The scorecard on Bill Cosby reads like this: A dozen or more women have said with only a slight variation in the time, place and circumstance that Cosby seduced them, propositioned them, promised them favors, put them up, even paid them, then drugged or plied them with alcohol and sexually abused them. One Bill Cosby publicly says the charges are a lie. One man denies the charge. The dozen plus women stick to their stories. Yet a seemingly disgraced but unfazed Cosby took to the stage at King Center for the Performing Arts in Melbourne, Florida for 90 minutes to the wild cheers of a sold-out crowd that bombarded him with shouts of "We love you, Bill Cosby!"
The Cosby audience love fest was not simply an aberration of groupie fan mania. Legions passionately believe Cosby is being wrongly crucified on the cross of raw public opinion by a pack of greedy, publicity-seeking, career-wrecking liars and schemers.
It happens to be Cosby. But the ritual of rape denial is virtually written in stone in much of public opinion and far too many police stations and courts. Days before the alleged Cosby rape victims paraded forth to retell their sordid stories, literally a sea and an ocean apart, two shocking reports came out that cast yet another brutal and ugly glare on the still rampant rape culture. An Amnesty International commissioned report in Britain found that one-third of Britons said a woman rape victim was as much if not more to blame for the rape. This wasn't all. The overwhelming majority of respondents were absolutely clueless on how widespread rape was in the country, and in nearly all cases sharply downplayed the number of rapes.

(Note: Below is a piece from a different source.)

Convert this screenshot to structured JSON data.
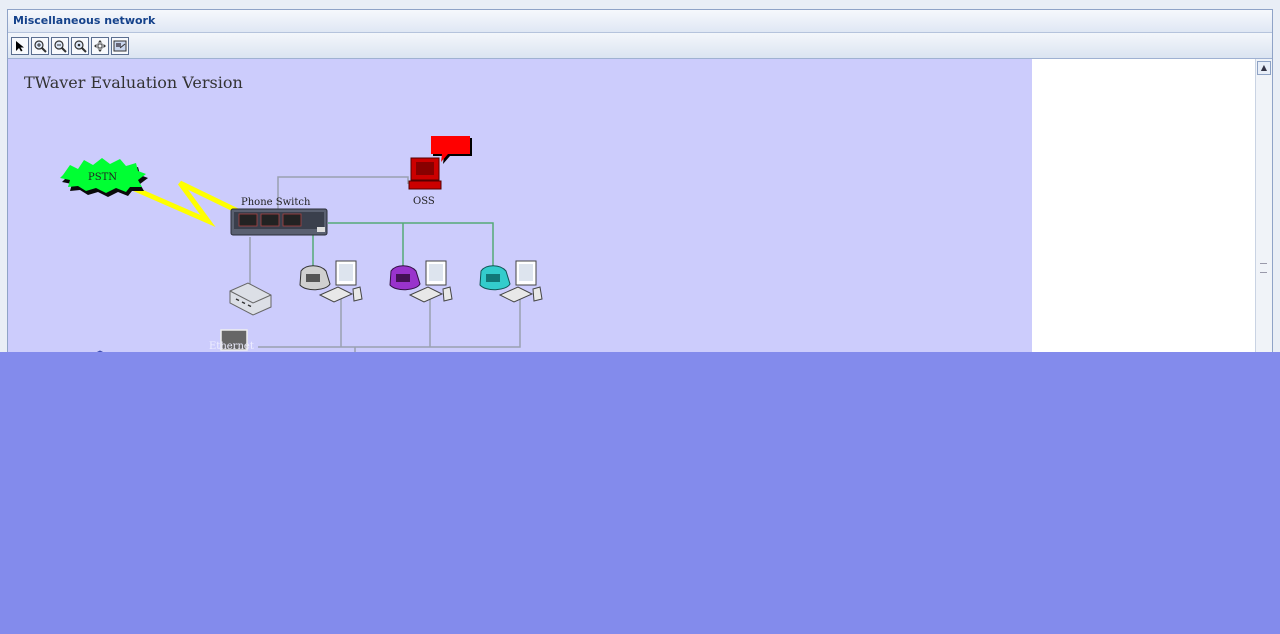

A sea and an ocean away, there was the even more appalling finding that New Orleans police didn't even bother to investigate hundreds of rape cases, or simply classified the reported sexual assaults as "noncriminal" and did no investigation. New Orleans or Britain was no anomaly. Months before the Cosby rape allegations surfaced, the Iowa Law Review, in March, found that rape is routinely underreported in dozens of cities. The rape claims were dismissed out of hand with little or no investigation. The result was there were no report, no statistical count, and no record of an attack. The study zeroed in on the prime reason for this, namely disbelief. It's that disbelief that shields, many men, especially rich, powerful, Olympian-like celebrity icons such as Cosby from legal harm. They are reflexively believed when they scream foul at their accuser. They lambaste them as liars, cheats, and gold diggers, or ridicule and demean them as sluts. If things get too hot, they toss out a few dollars in hush money settlements and the screams are even louder that it was all a shakedown operation in the first place and the victim is further demonized.
It's not just the warped and tainted blame-the-victim syndrome. Countless studies of rape victimization have shown that the attacker is not a stereotypical weird, ticking time bomb pervert. He could be anyone from the helpful, adorable boy next door to a wealthy, staid, respectable pillar of the community with a loving family. When they are accused of rape the gasp of disbelief ripple not only through the perpetrator's family, but friends, associates, law enforcement and the courts.
Cosby is the classic textbook example of how men who are alleged to commit rape routinely get away with it. Contrary to the non-stop slanders of his accusers, some did go to the police, attorneys, and their agents at the time he allegedly victimized them. But they quickly ran up against the wall of suspicion, indifference, and flat-out contempt and blame. Decades later when they again came forth little had changed. They have been hit with the same wall of suspicion, ridicule, snickers, and even wisecracks about their motives and morals.
Despite their claims and the mild scorn heaped on Cosby, he still has his battery of high priced attorneys, agents, and influential entertainment pals who will shill, bully, and subtly play on the sympathy, and his persona and goodwill as America's perfect dad, a philanthropist, and the consummate all-around "good guy" that he has spent his professional life constructing to hector the critics. Though Cosby has lost TV deals and some concert appearances have dried up or been cancelled at his request, he still has two powerful cards to play. One is time. The decades that have passed since he committed his alleged rapes work for him since he knows that the odds of him being plopped in a criminal court docket are slim, and memories of a fickle public dim fast. The other, is the jaundiced view of so many that some if not all of the women who scream rape against him are selfish, and greedy schemers who are out to bring down one of America's authentic idols. That's why so many without a hint of thought or shame about the women's lives that he damaged by his alleged heinous acts gave a full-throated shout "We love you bill!"
Earl Ofari Hutchinson is an author and political analyst. He is a weekly co-host of the Al Sharpton Show on American Urban Radio Network. He is the author of How Obama Governed: The Year of Crisis and Challenge. He is an associate editor of New America Media. He is host of the weekly Hutchinson Report Newsmaker Hour heard weekly on the nationally network broadcast Hutchinson Newsmaker Network.